  2. Great post Kim! The timing is perfect. I’m going to reference your post in my “ how to host a plant swap article ” from yesterday ;0)

    Brittany aka Pretty Handy Girl

  3. GREAT post for us non green thumb readers!

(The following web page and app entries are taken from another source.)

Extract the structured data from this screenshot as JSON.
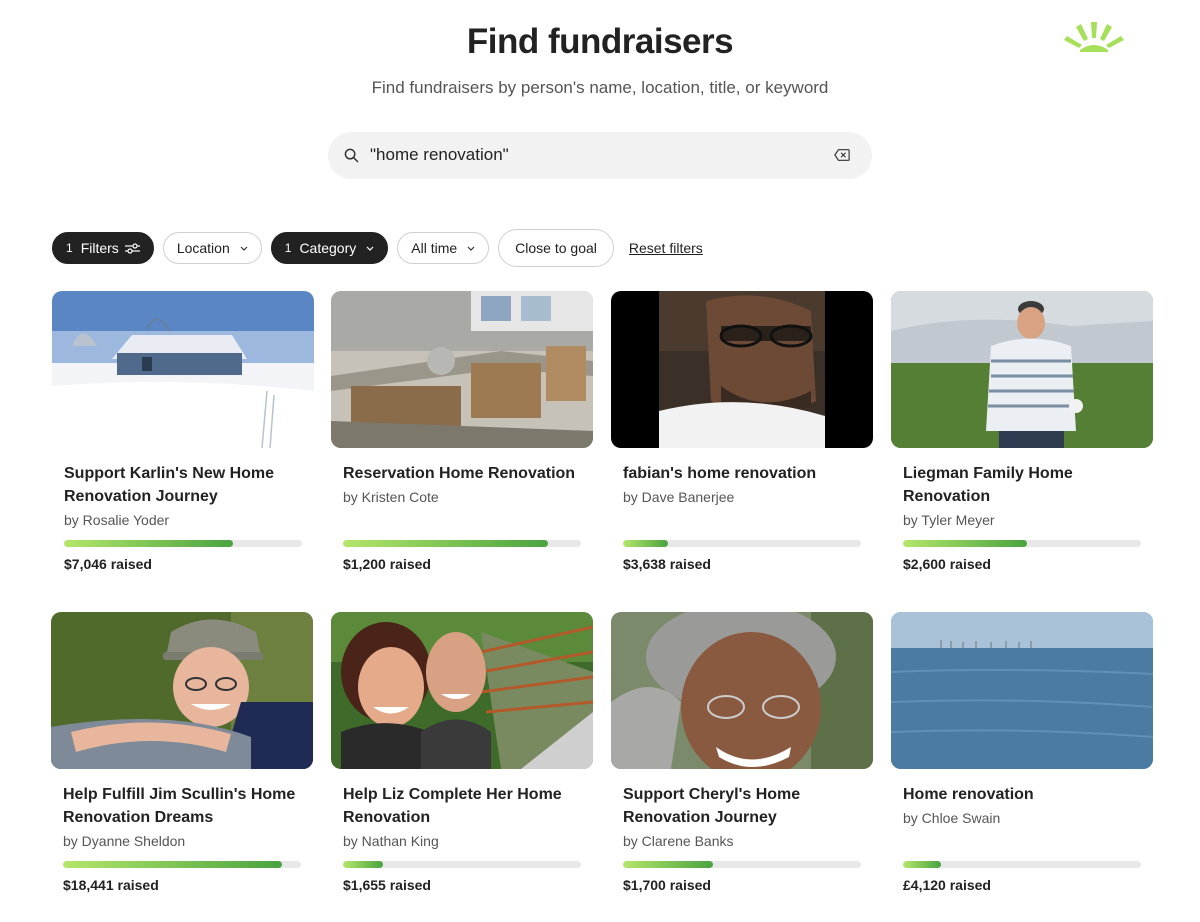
{
  "header": {
    "title": "Find fundraisers",
    "subtitle": "Find fundraisers by person's name, location, title, or keyword"
  },
  "search": {
    "value": "\"home renovation\"",
    "icon": "search-icon",
    "clear_icon": "clear-input-icon"
  },
  "filters": {
    "filters_count": "1",
    "filters_label": "Filters",
    "location_label": "Location",
    "category_count": "1",
    "category_label": "Category",
    "time_label": "All time",
    "close_to_goal_label": "Close to goal",
    "reset_label": "Reset filters"
  },
  "colors": {
    "accent_green": "#4aa340",
    "progress_light": "#b4e66a",
    "chip_dark": "#222222"
  },
  "fundraisers": [
    {
      "title": "Support Karlin's New Home Renovation Journey",
      "organizer": "by Rosalie Yoder",
      "raised": "$7,046 raised",
      "progress": 0.71,
      "image": "snowy farmhouse"
    },
    {
      "title": "Reservation Home Renovation",
      "organizer": "by Kristen Cote",
      "raised": "$1,200 raised",
      "progress": 0.86,
      "image": "gutted kitchen"
    },
    {
      "title": "fabian's home renovation",
      "organizer": "by Dave Banerjee",
      "raised": "$3,638 raised",
      "progress": 0.19,
      "image": "man portrait"
    },
    {
      "title": "Liegman Family Home Renovation",
      "organizer": "by Tyler Meyer",
      "raised": "$2,600 raised",
      "progress": 0.52,
      "image": "man on golf course"
    },
    {
      "title": "Help Fulfill Jim Scullin's Home Renovation Dreams",
      "organizer": "by Dyanne Sheldon",
      "raised": "$18,441 raised",
      "progress": 0.92,
      "image": "smiling man in cap"
    },
    {
      "title": "Help Liz Complete Her Home Renovation",
      "organizer": "by Nathan King",
      "raised": "$1,655 raised",
      "progress": 0.17,
      "image": "couple selfie on bridge"
    },
    {
      "title": "Support Cheryl's Home Renovation Journey",
      "organizer": "by Clarene Banks",
      "raised": "$1,700 raised",
      "progress": 0.38,
      "image": "smiling woman"
    },
    {
      "title": "Home renovation",
      "organizer": "by Chloe Swain",
      "raised": "£4,120 raised",
      "progress": 0.16,
      "image": "sea horizon"
    }
  ]
}
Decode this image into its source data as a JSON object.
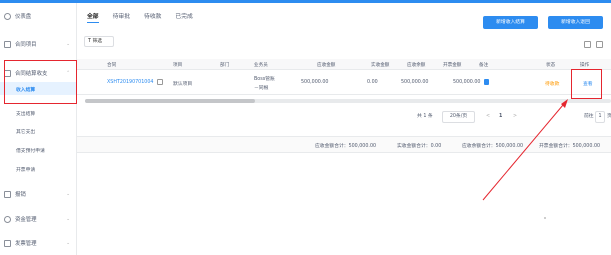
{
  "sidebar": {
    "items": [
      {
        "label": "仪表盘"
      },
      {
        "label": "合同项目"
      },
      {
        "label": "合同结算收支"
      },
      {
        "label": "报销"
      },
      {
        "label": "资金管理"
      },
      {
        "label": "发票管理"
      }
    ],
    "subitems": [
      {
        "label": "收入结算"
      },
      {
        "label": "支出结算"
      },
      {
        "label": "其它支出"
      },
      {
        "label": "借支预付申请"
      },
      {
        "label": "开票申请"
      }
    ]
  },
  "tabs": [
    {
      "label": "全部"
    },
    {
      "label": "待审批"
    },
    {
      "label": "待收款"
    },
    {
      "label": "已完成"
    }
  ],
  "buttons": {
    "add_income": "新增收入结算",
    "add_income_2": "新增收入退回"
  },
  "filter": {
    "label": "T 筛选"
  },
  "table": {
    "headers": [
      "合同",
      "项目",
      "部门",
      "业务员",
      "应收金额",
      "实收金额",
      "应收余额",
      "开票金额",
      "备注",
      "状态",
      "操作"
    ],
    "row": {
      "contract": "XSHT20190701004",
      "project": "默认项目",
      "department": "",
      "salesperson_1": "Boss管账",
      "salesperson_2": "－同根",
      "receivable": "500,000.00",
      "received": "0.00",
      "balance": "500,000.00",
      "invoice": "500,000.00",
      "status": "待收款",
      "action": "查看"
    }
  },
  "pager": {
    "total": "共 1 条",
    "size": "20条/页",
    "prev": "<",
    "page": "1",
    "next": ">",
    "goto": "前往",
    "goto_value": "1",
    "unit": "页"
  },
  "summary": {
    "receivable": "应收金额合计：500,000.00",
    "received": "实收金额合计：0.00",
    "balance": "应收余额合计：500,000.00",
    "invoice": "开票金额合计：500,000.00"
  },
  "colors": {
    "accent": "#2d8cf0",
    "highlight": "#e5262f",
    "pending": "#ff9900"
  }
}
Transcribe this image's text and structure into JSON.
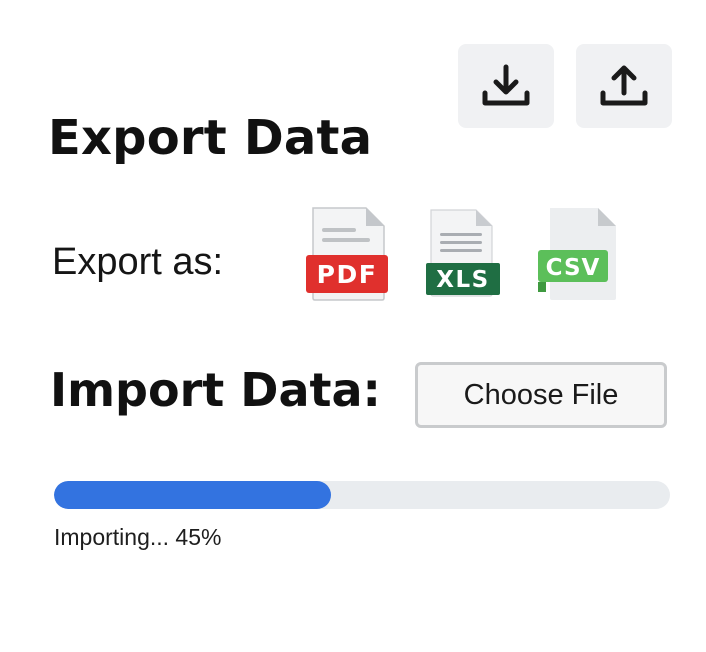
{
  "toolbar": {
    "download_icon": "download-icon",
    "upload_icon": "upload-icon"
  },
  "export": {
    "title": "Export Data",
    "label": "Export as:",
    "formats": [
      {
        "label": "PDF",
        "badge_color": "#e0302d"
      },
      {
        "label": "XLS",
        "badge_color": "#1f6e43"
      },
      {
        "label": "CSV",
        "badge_color": "#5cbf5a"
      }
    ]
  },
  "import": {
    "title": "Import Data:",
    "choose_file_label": "Choose File"
  },
  "progress": {
    "fraction": 0.45,
    "text": "Importing... 45%",
    "fill_color": "#3373e0"
  }
}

I actually will try this 🙂 Thanks for sharing!

  4. wonderful post I know what my kiddo and I will be doing today!Heathere

  5. i love the post 😀 but i was wondering if you can make it with a crape myrtle or a bougainvillea clipp and if you changed the water at some point during the 3 weeks